LONDON, England – E3 countries France, Germany and the UK expressed their full solidarity with all impacted by COVID-19 in Iran, are providing a comprehensive package of both material and financial support to combat the rapid spread of the disease; while the Organisation for Economic Co-operation and Development (OECD) said Monday, global economy faces the gravest threat since the crisis as COVID-19 spreads.
The E3 material assistance will be transported urgently by plane on March 2 and will include equipment for laboratory tests, as well as other equipment, including protective body suits and gloves.
The E3 has also committed to providing urgent additional financial support close to €5 million to fight the COVID-19 epidemic affecting Iran, through the World Health Organisation (WHO) or other United Nations (UN) agencies.
Covid-19 is spreading from China to other regions causing human suffering and economic disruption. It is raising health concerns and the risk of wider restrictions on the movement of people, goods, and services, falls in business and consumer confidence and slowing production, according to the OECD’s latest interim economic outlook.
The interim outlook presents both a best-case scenario in which the extent of the coronavirus is broadly contained and a “domino” prospect of contagion that is more widespread. In both cases, the OECD calls on governments to act immediately to limit the spread of the coronavirus, protect people and businesses from its effects and shore up demand in the economy.
Even in the best-case scenario of limited outbreaks in countries outside China, a sharp slowdown in world growth is expected in the first half of 2020 as supply chains and commodities are hit, tourism drops and confidence falters. Global economic growth is seen falling to 2.4 percent for the whole year, compared to an already weak 2.9 percent in 2019. It is then expected to rise to a modest 3.3 percent in 2021.
Growth prospects for China have been revised down sharply to below five percent this year after 6.1 percent in 2019.
But broader contagion across the wider Asia-Pacific region and advanced economies – as has happened in China – could cut global growth to as low as 1.5 percent this year, halving the OECD’s previous 2020 projection from last November. Containment measures and loss of confidence would hit production and spending and drive some countries into recession, including Japan and the euro area.
Presenting the interim outlook in Paris, OECD chief economist Laurence Boone said: “The virus risks giving a further blow to a global economy that was already weakened by trade and political tensions. Governments need to act immediately to contain the epidemic, support the health care system, protect people, shore up demand and provide a financial lifeline to households and businesses that are most affected.”
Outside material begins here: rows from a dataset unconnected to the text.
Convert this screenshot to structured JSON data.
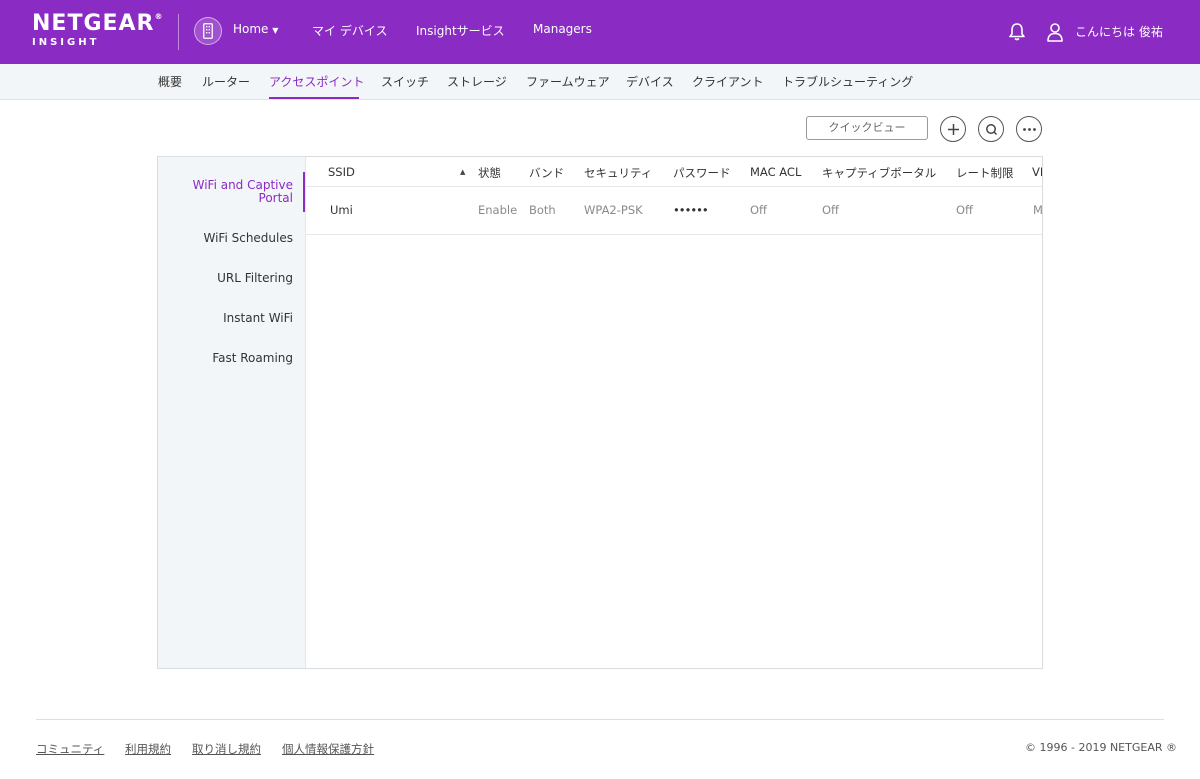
{
  "header": {
    "logo_line1": "NETGEAR",
    "logo_registered": "®",
    "logo_line2": "INSIGHT",
    "home_label": "Home",
    "nav": [
      "マイ デバイス",
      "Insightサービス",
      "Managers"
    ],
    "greeting": "こんにちは 俊祐",
    "icons": {
      "home": "building-icon",
      "dropdown": "caret-down-icon",
      "bell": "bell-icon",
      "user": "user-icon"
    }
  },
  "subnav": {
    "tabs": [
      "概要",
      "ルーター",
      "アクセスポイント",
      "スイッチ",
      "ストレージ",
      "ファームウェア",
      "デバイス",
      "クライアント",
      "トラブルシューティング"
    ],
    "active_index": 2
  },
  "toolbar": {
    "quick_view_label": "クイックビュー",
    "icons": {
      "add": "plus-icon",
      "search": "search-icon",
      "more": "more-icon"
    }
  },
  "sidebar": {
    "items": [
      {
        "label_line1": "WiFi and Captive",
        "label_line2": "Portal"
      },
      {
        "label_line1": "WiFi Schedules"
      },
      {
        "label_line1": "URL Filtering"
      },
      {
        "label_line1": "Instant WiFi"
      },
      {
        "label_line1": "Fast Roaming"
      }
    ],
    "active_index": 0
  },
  "table": {
    "columns": [
      "SSID",
      "状態",
      "バンド",
      "セキュリティ",
      "パスワード",
      "MAC ACL",
      "キャプティブポータル",
      "レート制限",
      "VL"
    ],
    "sort_icon": "sort-asc-icon",
    "rows": [
      {
        "ssid": "Umi",
        "status": "Enable",
        "band": "Both",
        "security": "WPA2-PSK",
        "password": "••••••",
        "mac_acl": "Off",
        "captive_portal": "Off",
        "rate_limit": "Off",
        "vlan": "M"
      }
    ]
  },
  "footer": {
    "links": [
      "コミュニティ",
      "利用規約",
      "取り消し規約",
      "個人情報保護方針"
    ],
    "copyright": "© 1996 - 2019 NETGEAR ®"
  },
  "colors": {
    "brand": "#8a2bc4",
    "subnav_bg": "#f3f6f8"
  }
}
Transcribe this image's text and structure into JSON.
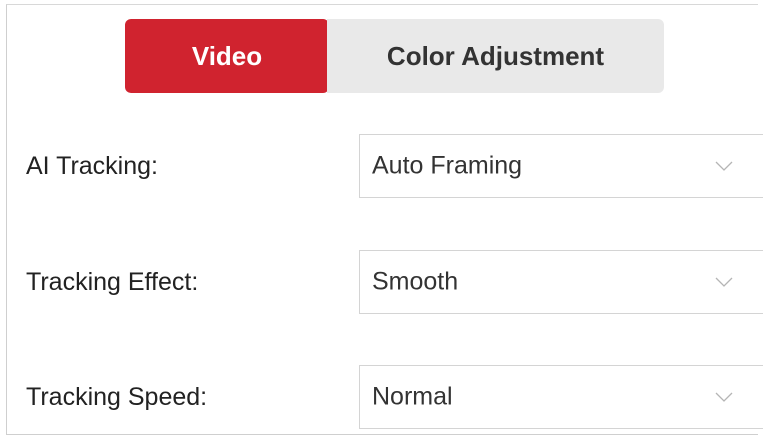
{
  "tabs": [
    {
      "label": "Video",
      "active": true
    },
    {
      "label": "Color Adjustment",
      "active": false
    }
  ],
  "settings": [
    {
      "label": "AI Tracking:",
      "value": "Auto Framing",
      "icon": "chevron-down-icon"
    },
    {
      "label": "Tracking Effect:",
      "value": "Smooth",
      "icon": "chevron-down-icon"
    },
    {
      "label": "Tracking Speed:",
      "value": "Normal",
      "icon": "chevron-down-icon"
    }
  ],
  "colors": {
    "accent": "#d0232f",
    "inactive_tab": "#e9e9e9",
    "border": "#d4d4d4"
  }
}
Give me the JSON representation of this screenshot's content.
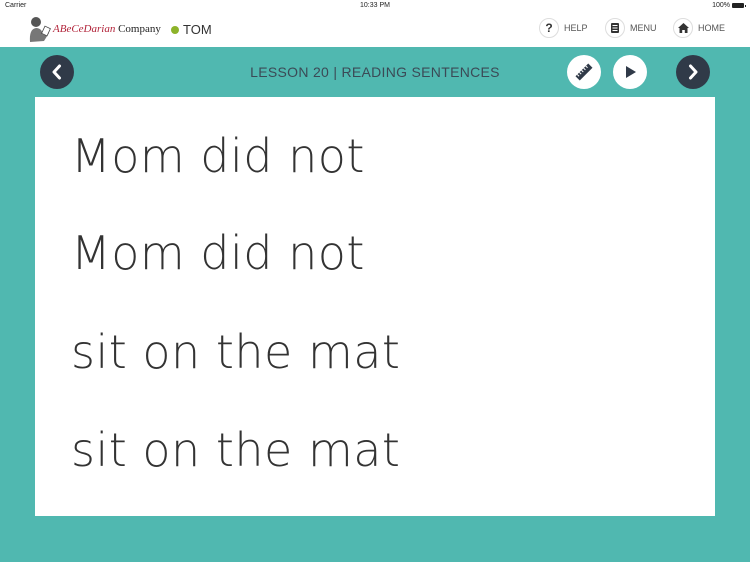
{
  "status_bar": {
    "carrier": "Carrier",
    "time": "10:33 PM",
    "battery": "100%"
  },
  "header": {
    "logo": {
      "accent_part": "ABeCeDarian",
      "rest": " Company",
      "icon": "reader-illustration-icon"
    },
    "user": {
      "name": "TOM",
      "status_color": "#8db32a"
    },
    "nav": [
      {
        "label": "HELP",
        "icon": "question-icon"
      },
      {
        "label": "MENU",
        "icon": "menu-icon"
      },
      {
        "label": "HOME",
        "icon": "home-icon"
      }
    ]
  },
  "lesson": {
    "title": "LESSON 20 | READING SENTENCES",
    "prev_icon": "chevron-left-icon",
    "next_icon": "chevron-right-icon",
    "ruler_icon": "ruler-icon",
    "play_icon": "play-icon"
  },
  "content": {
    "sentences": [
      "Mom did not",
      "Mom did not",
      "sit on the mat",
      "sit on the mat"
    ]
  },
  "colors": {
    "background": "#50b8b0",
    "dark_button": "#303a48",
    "accent": "#b2243a"
  }
}
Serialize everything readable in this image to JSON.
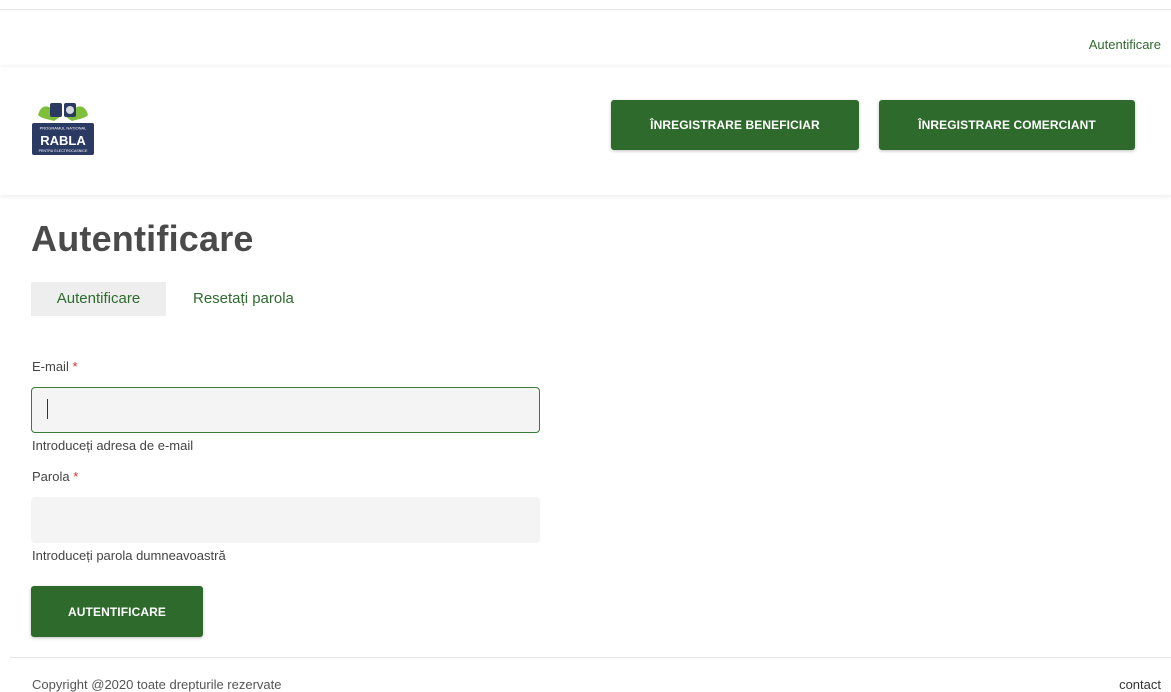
{
  "top_nav": {
    "login_link": "Autentificare"
  },
  "logo": {
    "alt": "Programul național Rabla pentru electrocasnice",
    "top_text": "PROGRAMUL NAȚIONAL",
    "main_text": "RABLA",
    "bottom_text": "PENTRU ELECTROCASNICE",
    "colors": {
      "navy": "#2b3a63",
      "leaf": "#7fbf3a"
    }
  },
  "header": {
    "register_beneficiary_label": "ÎNREGISTRARE BENEFICIAR",
    "register_merchant_label": "ÎNREGISTRARE COMERCIANT"
  },
  "main": {
    "title": "Autentificare",
    "tabs": [
      {
        "label": "Autentificare",
        "active": true
      },
      {
        "label": "Resetați parola",
        "active": false
      }
    ],
    "form": {
      "email_label": "E-mail",
      "email_value": "",
      "email_help": "Introduceți adresa de e-mail",
      "password_label": "Parola",
      "password_value": "",
      "password_help": "Introduceți parola dumneavoastră",
      "required_marker": "*",
      "submit_label": "AUTENTIFICARE"
    }
  },
  "footer": {
    "copyright": "Copyright @2020 toate drepturile rezervate",
    "contact": "contact"
  },
  "colors": {
    "primary_green": "#2d6a2b",
    "link_green": "#2e6b2e",
    "required_red": "#d0342c",
    "input_bg": "#f4f4f4"
  }
}
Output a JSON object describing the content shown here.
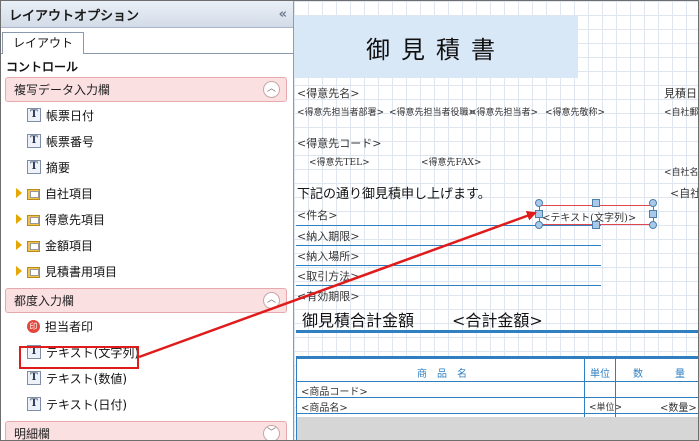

The outlook says that flexible working should be used to preserve jobs. Governments should implement temporary tax and budgetary measures to cushion the impact in sectors most affected by the downturn such as travel and tourism, and the automobile and electronic industries.
In the most affected countries, adequate liquidity needs to be provided to allow banks to help companies with cash-flow problems while containment measures are in force, it adds.
If the epidemic spreads widely, the G20 economies should lead an internationally co-ordinated framework for health care support, combined with co-ordinated fiscal and monetary stimulus to rebuild confidence, the outlook adds.
UK’s financial regulator and its international partners said on the weekend it would ensure all necessary steps are taken to protect financial and monetary stability”. There are calls for Bank of Canada rate cut. The US Federal Reserve said it would “act as appropriate” to support growth – signal a willingness to consider cutting interest rates.
OECD’s latest Interim Economic Outlook